"In 1991, I had maybe the most profound and transformative experience in my life."
That’s how Eric Whitacre began his February 2013 TED Talk about how his choral work Cloudburst and his history-making Virtual Choir project came about.
On that fateful day in 1991, Whitacre was on a college choir tour in northern California. After spending all day on the tour bus, the singers had stopped for a break and were relaxing beside a lake in the mountains, listening to birdsong, chirping crickets and croaking frogs.
"As we sat there, over the mountains, coming in from the north were these Steven Spielbergian clouds rolling toward us," Whitacre continued. "And as the clouds got about halfway over the valley, so help me God, every single animal in that place stopped making noise at the same time—this electric hush, as if they could sense what was about to happen.
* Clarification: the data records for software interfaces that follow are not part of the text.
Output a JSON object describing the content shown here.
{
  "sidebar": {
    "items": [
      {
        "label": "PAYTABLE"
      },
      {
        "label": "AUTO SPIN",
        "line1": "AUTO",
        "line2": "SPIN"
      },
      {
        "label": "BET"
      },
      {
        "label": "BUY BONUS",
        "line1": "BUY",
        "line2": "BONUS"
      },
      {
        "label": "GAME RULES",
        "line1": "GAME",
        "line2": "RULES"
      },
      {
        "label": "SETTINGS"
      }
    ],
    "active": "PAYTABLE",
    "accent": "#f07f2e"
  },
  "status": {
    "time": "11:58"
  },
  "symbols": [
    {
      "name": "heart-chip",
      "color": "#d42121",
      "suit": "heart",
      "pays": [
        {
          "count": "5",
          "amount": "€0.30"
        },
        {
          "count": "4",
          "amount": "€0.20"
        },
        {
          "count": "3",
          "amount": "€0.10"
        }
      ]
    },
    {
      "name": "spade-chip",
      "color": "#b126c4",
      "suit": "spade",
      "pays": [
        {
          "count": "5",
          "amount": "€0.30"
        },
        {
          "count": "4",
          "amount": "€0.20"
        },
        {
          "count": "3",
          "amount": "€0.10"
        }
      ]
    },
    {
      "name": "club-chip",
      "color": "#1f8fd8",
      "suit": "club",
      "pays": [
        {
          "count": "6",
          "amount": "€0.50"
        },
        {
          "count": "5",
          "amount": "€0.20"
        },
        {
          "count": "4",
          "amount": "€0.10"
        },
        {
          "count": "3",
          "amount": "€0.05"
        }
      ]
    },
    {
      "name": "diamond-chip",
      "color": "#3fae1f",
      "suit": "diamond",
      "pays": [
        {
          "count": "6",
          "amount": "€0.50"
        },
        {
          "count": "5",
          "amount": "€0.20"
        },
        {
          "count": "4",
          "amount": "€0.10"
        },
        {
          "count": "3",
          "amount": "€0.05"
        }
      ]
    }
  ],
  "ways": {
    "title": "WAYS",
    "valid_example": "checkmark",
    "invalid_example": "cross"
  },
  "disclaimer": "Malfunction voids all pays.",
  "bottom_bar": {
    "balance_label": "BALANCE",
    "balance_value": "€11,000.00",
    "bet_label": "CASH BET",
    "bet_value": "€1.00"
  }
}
And then the clouds came over us and then boom—this massive thunderclap and sheets of rain. It was just extraordinary."
That experience inspired Whitacre to compose what would become his choral work Cloudburst to a poem by Mexican composer Octavio Paz.
And in 2010, Cloudburst would be featured in the first of Whitacre's Virtual Choir performances, sung by vocalists Skyping in from around the world.
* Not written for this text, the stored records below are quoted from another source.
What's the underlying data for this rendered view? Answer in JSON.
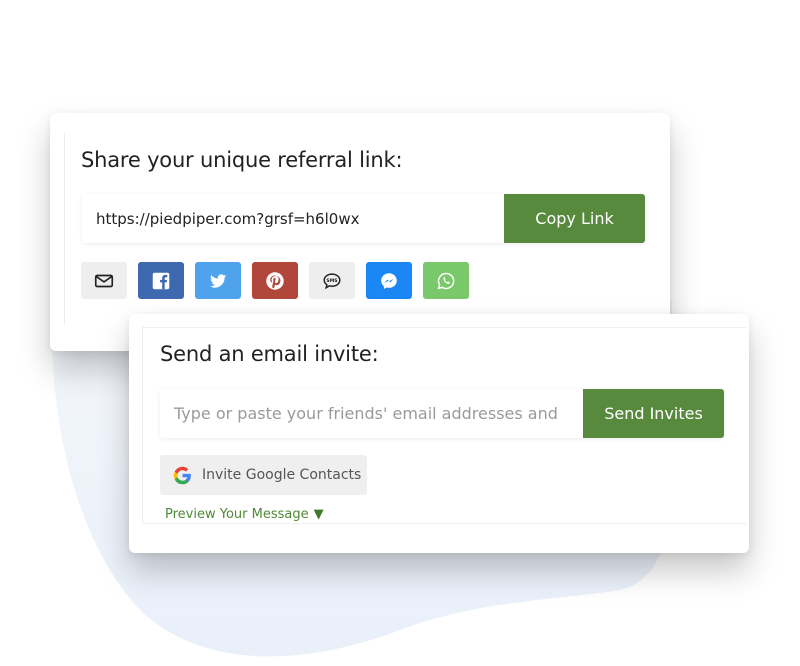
{
  "referral": {
    "title": "Share your unique referral link:",
    "link_value": "https://piedpiper.com?grsf=h6l0wx",
    "copy_label": "Copy Link",
    "share_buttons": [
      {
        "id": "email",
        "icon": "envelope-icon",
        "color": "#eeeeee"
      },
      {
        "id": "facebook",
        "icon": "facebook-icon",
        "color": "#3e69b0"
      },
      {
        "id": "twitter",
        "icon": "twitter-icon",
        "color": "#4ea3ec"
      },
      {
        "id": "pinterest",
        "icon": "pinterest-icon",
        "color": "#b1473a"
      },
      {
        "id": "sms",
        "icon": "sms-icon",
        "color": "#eeeeee"
      },
      {
        "id": "messenger",
        "icon": "messenger-icon",
        "color": "#1a87f5"
      },
      {
        "id": "whatsapp",
        "icon": "whatsapp-icon",
        "color": "#79c96b"
      }
    ]
  },
  "email_invite": {
    "title": "Send an email invite:",
    "input_placeholder": "Type or paste your friends' email addresses and",
    "send_label": "Send Invites",
    "google_label": "Invite Google Contacts",
    "preview_label": "Preview Your Message",
    "preview_toggle_icon": "▼"
  },
  "colors": {
    "accent_green": "#588a3e",
    "link_green": "#4e8a35",
    "blob_background": "#eef3fb"
  }
}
In his February 2013 TED Talk, Whitacre conducted a performance of Cloudburst in real time, featuring singers onstage with him as well as joining virtually via Skype.
Whitacre's Virtual Choir has now produced four episodes. Some are champing at the bit to learn what Virtual Choir 5.0 might bring, while other organizations are picking up on the trend and creating virtual choirs of their own.
This week on The American Sound, hear Eric Whitacre's Cloudburst performed by musicians whom Whitacre says have particularly strong insight into his music. Join me for The American Sound, 6 p.m. Saturday and 7 p.m. Tuesday on Classical 101.